The Roaring Twenties, the stock market crash, the depression, World War II and the post-war baby boom dominate this 25-year period.
There are so many stories to tell!
Tragic fires begin and end this period, with the destruction of the Knox Oil Refinery in 1925, and Old Kenyon at Gambier, in 1949. The Memorial Building was opened in 1926, and the highway to Coshocton was completed by 1927. In 1929, The C. G. Cooper Co. merged with the Bessemer Gas Engine Co.of Grove City, Pa. to become The Cooper-Bessemer Co., just prior to the October stock market crash.
The depression hit the county hard, but the arrival of Shellmar, a packaging company previously based in Chicago, helped the local economy greatly. The Mount Vernon News emerged after absorbing the old Democratic Banner. The number of Knox County's many one-room schools declined as consolidations and new districts were formed. Dial telephone service came to Gambier in 1939, Fredericktown in 1941, Centerburg in 1948, but not to Mount Vernon until 1950.

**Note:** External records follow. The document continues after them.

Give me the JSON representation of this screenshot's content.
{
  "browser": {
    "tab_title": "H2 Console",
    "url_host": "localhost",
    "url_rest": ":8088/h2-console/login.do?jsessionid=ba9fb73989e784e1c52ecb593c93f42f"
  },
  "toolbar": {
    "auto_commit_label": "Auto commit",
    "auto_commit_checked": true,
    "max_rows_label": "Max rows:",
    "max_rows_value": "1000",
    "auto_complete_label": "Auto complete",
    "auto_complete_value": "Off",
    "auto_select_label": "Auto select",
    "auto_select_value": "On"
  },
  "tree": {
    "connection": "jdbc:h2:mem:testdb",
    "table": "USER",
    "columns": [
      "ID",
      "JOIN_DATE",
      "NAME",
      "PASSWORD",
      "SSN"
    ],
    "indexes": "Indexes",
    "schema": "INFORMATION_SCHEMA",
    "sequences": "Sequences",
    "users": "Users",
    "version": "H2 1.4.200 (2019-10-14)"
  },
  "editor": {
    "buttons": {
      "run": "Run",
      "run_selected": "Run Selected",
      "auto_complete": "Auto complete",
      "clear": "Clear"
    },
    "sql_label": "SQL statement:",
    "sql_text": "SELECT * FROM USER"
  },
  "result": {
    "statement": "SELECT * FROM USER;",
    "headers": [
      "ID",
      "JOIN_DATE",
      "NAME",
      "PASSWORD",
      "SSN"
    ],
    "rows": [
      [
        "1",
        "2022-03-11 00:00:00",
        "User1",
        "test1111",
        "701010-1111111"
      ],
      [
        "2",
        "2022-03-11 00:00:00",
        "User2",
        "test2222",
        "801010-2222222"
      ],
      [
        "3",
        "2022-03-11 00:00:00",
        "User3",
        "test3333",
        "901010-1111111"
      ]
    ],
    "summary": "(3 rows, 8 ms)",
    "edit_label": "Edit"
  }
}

More than 4,400 men and women would serve in World War II from Knox County, with 123 giving their lives.
Mount Vernon industries converted to wartime production with three being awarded the coveted "Army-Navy 'E' Flag (for "excellence in production"), which was presented with a major military ceremony.
The U. S. Navy received diesel engines from Cooper-Bessemer and military landing craft from the Mount Vernon Bridge Company, while Shellmar provided special packaging for army food products in the war effort.
Peacetime brought about the beginning of the "baby boom," but by mid-century, we also faced the beginnings of new military action in a place called Korea.